### Entries from a dataset of interfaces
※ ※ ※
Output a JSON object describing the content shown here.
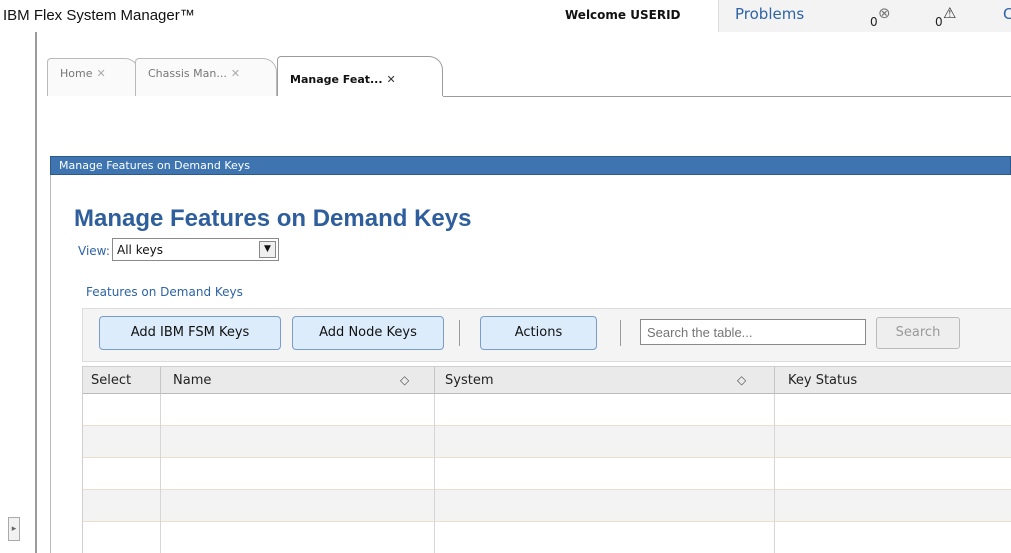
{
  "header": {
    "brand": "IBM Flex System Manager™",
    "welcome": "Welcome USERID",
    "problems": "Problems",
    "error_count": "0",
    "warning_count": "0",
    "error_icon": "circle-x-icon",
    "warning_icon": "warning-triangle-icon",
    "more_label": "C"
  },
  "tabs": [
    {
      "label": "Home",
      "close": "✕"
    },
    {
      "label": "Chassis Man...",
      "close": "✕"
    },
    {
      "label": "Manage Feat...",
      "close": "✕"
    }
  ],
  "portlet": {
    "bar_title": "Manage Features on Demand Keys",
    "page_title": "Manage Features on Demand Keys",
    "view_label": "View:",
    "view_value": "All keys",
    "section_title": "Features on Demand Keys"
  },
  "toolbar": {
    "add_fsm_label": "Add IBM FSM Keys",
    "add_node_label": "Add Node Keys",
    "actions_label": "Actions",
    "search_placeholder": "Search the table...",
    "search_button": "Search"
  },
  "table": {
    "columns": [
      "Select",
      "Name",
      "System",
      "Key Status"
    ],
    "rows": []
  },
  "colors": {
    "accent": "#3e74b0",
    "title": "#2f5e9c",
    "button_bg": "#dcecfb"
  }
}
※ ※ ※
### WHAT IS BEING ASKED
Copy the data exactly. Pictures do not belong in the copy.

### TASK OUTPUT
Output a JSON object describing the content shown here.
{
  "header": {
    "brand": "IBM Flex System Manager™",
    "welcome": "Welcome USERID",
    "problems": "Problems",
    "error_count": "0",
    "warning_count": "0",
    "error_icon": "circle-x-icon",
    "warning_icon": "warning-triangle-icon",
    "more_label": "C"
  },
  "tabs": [
    {
      "label": "Home",
      "close": "✕"
    },
    {
      "label": "Chassis Man...",
      "close": "✕"
    },
    {
      "label": "Manage Feat...",
      "close": "✕"
    }
  ],
  "portlet": {
    "bar_title": "Manage Features on Demand Keys",
    "page_title": "Manage Features on Demand Keys",
    "view_label": "View:",
    "view_value": "All keys",
    "section_title": "Features on Demand Keys"
  },
  "toolbar": {
    "add_fsm_label": "Add IBM FSM Keys",
    "add_node_label": "Add Node Keys",
    "actions_label": "Actions",
    "search_placeholder": "Search the table...",
    "search_button": "Search"
  },
  "table": {
    "columns": [
      "Select",
      "Name",
      "System",
      "Key Status"
    ],
    "rows": []
  },
  "colors": {
    "accent": "#3e74b0",
    "title": "#2f5e9c",
    "button_bg": "#dcecfb"
  }
}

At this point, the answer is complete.